Within the listing, each line that has the string "nerdesin" should be copied.
──────
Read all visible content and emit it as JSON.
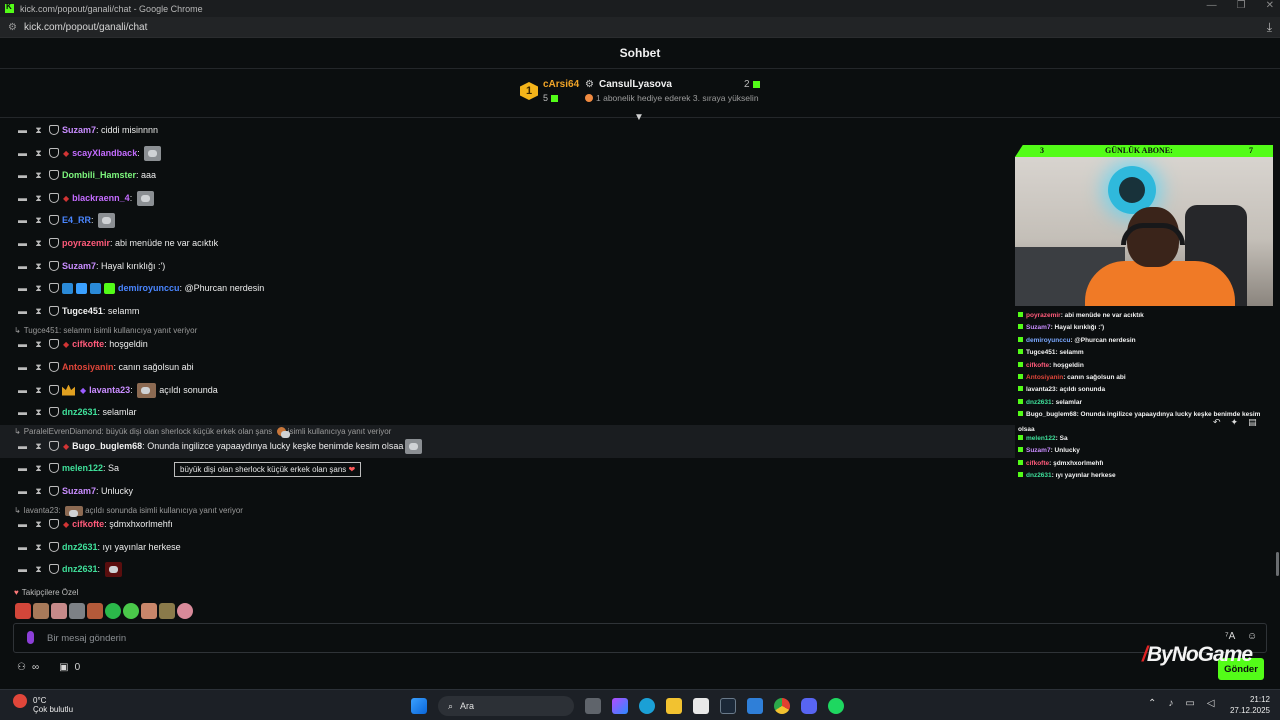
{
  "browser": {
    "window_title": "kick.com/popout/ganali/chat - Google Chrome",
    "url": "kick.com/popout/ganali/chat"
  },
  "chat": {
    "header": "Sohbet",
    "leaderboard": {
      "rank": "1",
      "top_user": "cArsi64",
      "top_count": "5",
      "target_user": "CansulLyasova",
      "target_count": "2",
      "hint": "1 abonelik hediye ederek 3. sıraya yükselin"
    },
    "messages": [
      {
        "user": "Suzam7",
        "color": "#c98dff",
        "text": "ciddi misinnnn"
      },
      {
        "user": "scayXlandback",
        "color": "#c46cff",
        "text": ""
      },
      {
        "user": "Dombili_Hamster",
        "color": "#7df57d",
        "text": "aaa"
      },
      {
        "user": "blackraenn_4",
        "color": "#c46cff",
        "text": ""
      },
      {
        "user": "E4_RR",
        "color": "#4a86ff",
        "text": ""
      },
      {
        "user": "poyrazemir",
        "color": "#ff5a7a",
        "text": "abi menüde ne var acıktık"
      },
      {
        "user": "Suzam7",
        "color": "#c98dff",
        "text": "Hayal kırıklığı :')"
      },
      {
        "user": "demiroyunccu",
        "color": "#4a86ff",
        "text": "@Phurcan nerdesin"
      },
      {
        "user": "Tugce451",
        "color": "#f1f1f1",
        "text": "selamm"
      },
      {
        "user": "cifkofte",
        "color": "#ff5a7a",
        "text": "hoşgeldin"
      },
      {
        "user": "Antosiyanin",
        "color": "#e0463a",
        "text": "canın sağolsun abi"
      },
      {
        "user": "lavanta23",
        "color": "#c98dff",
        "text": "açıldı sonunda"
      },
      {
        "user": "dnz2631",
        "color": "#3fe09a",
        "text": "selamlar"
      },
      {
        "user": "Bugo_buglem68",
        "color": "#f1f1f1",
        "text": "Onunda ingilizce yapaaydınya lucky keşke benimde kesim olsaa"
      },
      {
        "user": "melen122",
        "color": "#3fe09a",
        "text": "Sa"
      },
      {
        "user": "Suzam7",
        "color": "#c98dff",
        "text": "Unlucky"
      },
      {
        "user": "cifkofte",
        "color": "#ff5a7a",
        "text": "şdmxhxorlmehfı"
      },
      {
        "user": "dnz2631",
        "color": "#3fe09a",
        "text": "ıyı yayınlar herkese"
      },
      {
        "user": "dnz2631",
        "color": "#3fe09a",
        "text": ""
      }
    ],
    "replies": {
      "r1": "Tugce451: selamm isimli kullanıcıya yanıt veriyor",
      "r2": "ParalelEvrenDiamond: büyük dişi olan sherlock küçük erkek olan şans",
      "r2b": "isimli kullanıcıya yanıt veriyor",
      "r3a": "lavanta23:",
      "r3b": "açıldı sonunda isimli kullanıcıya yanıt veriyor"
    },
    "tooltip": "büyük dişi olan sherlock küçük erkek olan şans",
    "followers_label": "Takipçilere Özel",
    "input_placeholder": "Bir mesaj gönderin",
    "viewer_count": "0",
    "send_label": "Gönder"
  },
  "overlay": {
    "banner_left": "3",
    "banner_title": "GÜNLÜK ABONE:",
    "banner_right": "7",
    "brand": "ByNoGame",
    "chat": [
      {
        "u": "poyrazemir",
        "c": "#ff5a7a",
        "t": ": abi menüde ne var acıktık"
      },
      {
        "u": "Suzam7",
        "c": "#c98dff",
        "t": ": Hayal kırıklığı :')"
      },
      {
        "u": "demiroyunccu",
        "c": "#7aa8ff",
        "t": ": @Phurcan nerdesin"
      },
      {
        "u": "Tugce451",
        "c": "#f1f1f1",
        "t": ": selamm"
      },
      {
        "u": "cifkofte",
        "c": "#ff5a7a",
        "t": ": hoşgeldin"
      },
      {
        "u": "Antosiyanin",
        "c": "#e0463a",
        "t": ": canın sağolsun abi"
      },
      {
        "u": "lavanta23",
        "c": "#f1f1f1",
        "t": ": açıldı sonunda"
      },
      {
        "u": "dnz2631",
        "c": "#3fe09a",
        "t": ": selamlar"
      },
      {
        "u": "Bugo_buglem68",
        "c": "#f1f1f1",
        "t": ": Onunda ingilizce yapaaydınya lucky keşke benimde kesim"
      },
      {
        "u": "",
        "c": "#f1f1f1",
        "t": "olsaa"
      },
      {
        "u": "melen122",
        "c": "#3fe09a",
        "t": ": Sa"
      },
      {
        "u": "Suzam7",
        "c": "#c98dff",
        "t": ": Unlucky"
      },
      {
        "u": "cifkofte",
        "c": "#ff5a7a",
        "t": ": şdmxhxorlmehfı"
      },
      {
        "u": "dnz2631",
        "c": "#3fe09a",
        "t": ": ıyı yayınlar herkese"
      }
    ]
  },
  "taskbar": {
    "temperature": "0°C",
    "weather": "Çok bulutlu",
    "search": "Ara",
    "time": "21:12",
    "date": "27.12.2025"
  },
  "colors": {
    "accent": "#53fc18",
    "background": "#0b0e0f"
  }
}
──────
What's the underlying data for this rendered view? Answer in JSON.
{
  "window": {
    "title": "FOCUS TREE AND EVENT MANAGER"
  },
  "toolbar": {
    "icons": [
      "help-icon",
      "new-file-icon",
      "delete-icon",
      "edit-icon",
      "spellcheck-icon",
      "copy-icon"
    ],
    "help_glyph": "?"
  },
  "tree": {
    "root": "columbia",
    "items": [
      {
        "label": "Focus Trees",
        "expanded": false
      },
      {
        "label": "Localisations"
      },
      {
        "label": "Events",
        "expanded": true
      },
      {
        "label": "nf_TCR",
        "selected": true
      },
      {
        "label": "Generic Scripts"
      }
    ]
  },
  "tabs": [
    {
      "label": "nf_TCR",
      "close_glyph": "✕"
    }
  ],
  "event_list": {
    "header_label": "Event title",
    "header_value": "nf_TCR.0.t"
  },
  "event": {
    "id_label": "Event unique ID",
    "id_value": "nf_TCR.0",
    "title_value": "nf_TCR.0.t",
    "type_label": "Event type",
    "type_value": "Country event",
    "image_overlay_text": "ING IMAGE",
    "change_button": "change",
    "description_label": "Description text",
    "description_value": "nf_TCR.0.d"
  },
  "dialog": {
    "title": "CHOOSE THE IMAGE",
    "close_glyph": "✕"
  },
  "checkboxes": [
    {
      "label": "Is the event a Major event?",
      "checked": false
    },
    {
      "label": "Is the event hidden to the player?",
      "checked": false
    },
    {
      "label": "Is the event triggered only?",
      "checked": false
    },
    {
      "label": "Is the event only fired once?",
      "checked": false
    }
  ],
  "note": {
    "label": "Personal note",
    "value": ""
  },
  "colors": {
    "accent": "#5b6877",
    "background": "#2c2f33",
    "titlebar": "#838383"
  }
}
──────
_EXERCISE RESULT:_
        "text": "@Phurcan nerdesin"
        "t": ": @Phurcan nerdesin"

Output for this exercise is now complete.